Plagiarism is still frowned upon as being cheating, where as collecting other peoples work is now called curating or following. I spent half my career being an artist. I like to spend at least 2-3 hours a week drawing. I learned to be an artist by doing two things, accepting the world cannot be made stable, but people can be made to pay attention. The second is less philosophic – it’s good old fashioned copying. It takes a lot of time to select the right things to copy. It takes a lot of reading and deciding what is worth copying, and who from. It takes even more time to decode the artwork and copy it faithfully. Finally, you get to add that small new addition or twist of your own.

I hassled out my kids this week to do some copying using a Windows 8 Slate, pressure-sensitive pen and Sketchmaster Pro. We headed into the always mind-melting Deviant Art and they selected some sketches which they mercilessly control-c’d and control-v’d into Sketchmaster. For the rest of the week they learned how to trace the lines, how lines are just taking the mind for a walk – and how the software works by experimenting and me showing them how to copy brilliantly. In fact you can buy a Slate for about $500 which is half the price of a Wacom 13″ and doesn’t need a computer – and get really good results.

There’s no shame is copying. Copying teaches pattern recognition, how lines and text hold the ideas and best of all copying always gives immediate context. There’s nothing abstract or fuzzy about copying. Copying is essential to games-media evolution. Players seeking to learn, need to have things to copy from. They actually hate fuzzy, vague and incomplete rhetoric. Unlike school, there’s no philosophic argument over the degree it exists.  I games, there’s no room for rhetoric and show-boating. You can’t fake your way to level 90 in Warcraft, like you can in Powerpoint.

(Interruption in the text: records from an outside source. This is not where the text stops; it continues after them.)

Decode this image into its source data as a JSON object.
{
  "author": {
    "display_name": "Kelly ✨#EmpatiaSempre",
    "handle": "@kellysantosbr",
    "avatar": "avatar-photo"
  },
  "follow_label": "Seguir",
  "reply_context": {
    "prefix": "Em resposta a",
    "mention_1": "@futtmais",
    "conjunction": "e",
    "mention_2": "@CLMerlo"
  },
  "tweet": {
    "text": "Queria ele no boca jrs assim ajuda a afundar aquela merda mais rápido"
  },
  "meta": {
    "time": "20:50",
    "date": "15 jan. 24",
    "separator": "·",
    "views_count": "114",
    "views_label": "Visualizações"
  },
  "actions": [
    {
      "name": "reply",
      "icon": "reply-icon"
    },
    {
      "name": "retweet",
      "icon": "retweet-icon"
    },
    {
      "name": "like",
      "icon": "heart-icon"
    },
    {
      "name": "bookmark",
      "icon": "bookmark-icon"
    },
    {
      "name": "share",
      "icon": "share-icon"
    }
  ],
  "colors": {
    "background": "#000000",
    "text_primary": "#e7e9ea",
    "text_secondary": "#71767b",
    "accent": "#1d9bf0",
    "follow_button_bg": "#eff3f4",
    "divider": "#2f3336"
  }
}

Over time, players perfect the critical skill of selecting what is worth copying and applying to their game. I think gamers tend to make things for the intentional purpose of being copied. They don’t do what many educatoring-gurus do – lead you down the garden path of potential, only to sell you something vague at the end you have to still figure out. It’s all clear and explict. My kids tune out if I try to BS them about how to do a quest or build something in Minecraft. You can’t fool them for a minute, let alone years. My kids can spot a ‘tech’ BS-Artist in under 30 seconds. In gaming, you can always get the answer, but that’s not the objective at all … unlike school where knowing the answer is 99% of being called “smart”. Kids dont’ want to repeat the answers … that’s not the kind of copying I’m talking about.

I question the value of copying in class, as it seems a hightly productive element of how kids are learning out of it. I don’t mean copying information (that’s stupid), I mean being able to trace and copy methodology and then apply to something that matters. It doesn’t have to be unique or even innovative. I can just be a copy and still have validity. Pilots copy the perfect landing, musicians copy tone and music samples, doctors copy proceedures.

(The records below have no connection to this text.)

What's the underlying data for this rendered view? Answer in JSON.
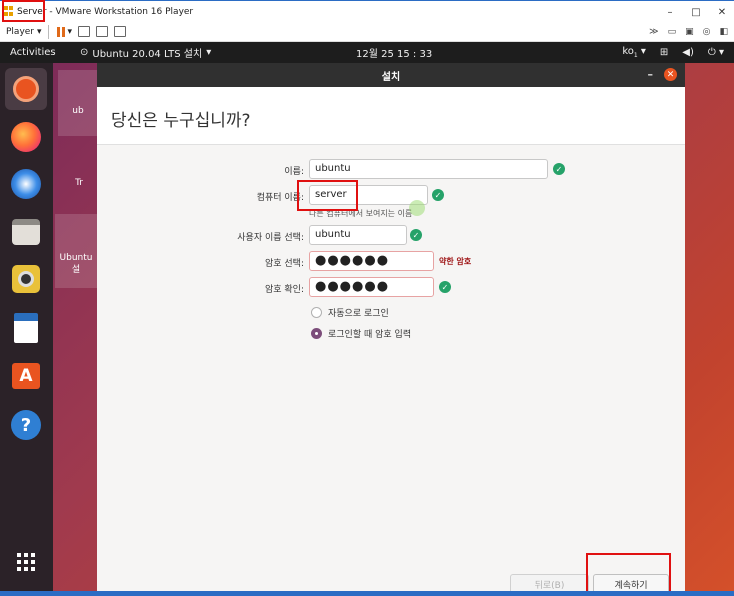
{
  "vmware": {
    "vm_name": "Server",
    "title_rest": " - VMware Workstation 16 Player",
    "minimize": "–",
    "maximize": "□",
    "close": "✕",
    "player_menu": "Player",
    "dropdown_glyph": "▾"
  },
  "ubuntu_topbar": {
    "activities": "Activities",
    "app_menu": "Ubuntu 20.04 LTS 설치",
    "clock": "12월 25  15 : 33",
    "input_method": "ko",
    "input_method_sub": "1"
  },
  "desktop_icons": {
    "icon1_label": "ub",
    "icon2_label": "Tr",
    "icon3_label": "Ubuntu",
    "icon3_sub": "설"
  },
  "installer": {
    "window_title": "설치",
    "minimize": "–",
    "close": "✕",
    "heading": "당신은 누구십니까?",
    "name_label": "이름:",
    "name_value": "ubuntu",
    "computer_label": "컴퓨터 이름:",
    "computer_value": "server",
    "computer_hint": "다른 컴퓨터에서 보여지는 이름",
    "username_label": "사용자 이름 선택:",
    "username_value": "ubuntu",
    "password_label": "암호 선택:",
    "password_value": "●●●●●●",
    "password_strength": "약한 암호",
    "confirm_label": "암호 확인:",
    "confirm_value": "●●●●●●",
    "auto_login": "자동으로 로그인",
    "require_password": "로그인할 때 암호 입력",
    "back_button": "뒤로(B)",
    "continue_button": "계속하기"
  },
  "colors": {
    "ubuntu_orange": "#e95420",
    "check_green": "#26a269",
    "annotation_red": "#e01010",
    "weak_password": "#a0191a"
  }
}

As a parent, I’m here to say that I encourage my kids to copy it. I know won’t dent their creativity or make them bored. I point out how something is made, how to assemble it and pull it apart and get them to do it over and over until the master it (or get bored). There’s no moving on ’till they do – because that’s how the world works. No shortcuts – sit on Twitter all day, you still won’t get the kind of free-handout to make more sense of the world, just become a zombie-sheep I guess.

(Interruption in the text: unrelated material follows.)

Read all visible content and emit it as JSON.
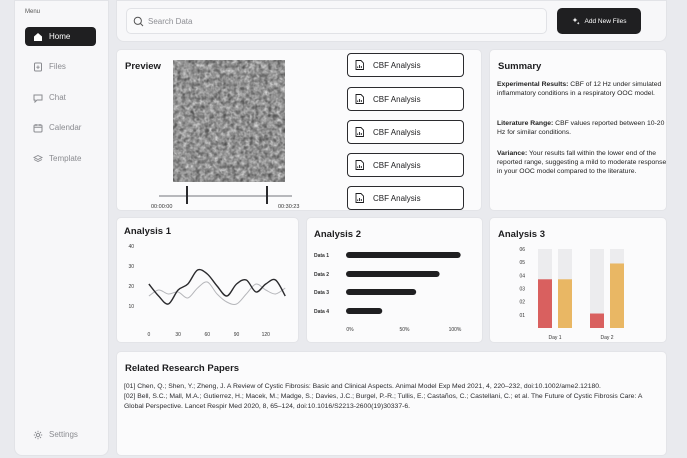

Kid’s don’t have to make new new new and unique unique unique – until THEY want to. I suspect kids are being pushed into ‘innovation’ as some weird teacher construct – as the trope that gave us ‘the shift’ has the sequel “the innovative teacher’. Rubbish, copy everything, steal the lot and stand on top of the pile. That’s how to rule the world.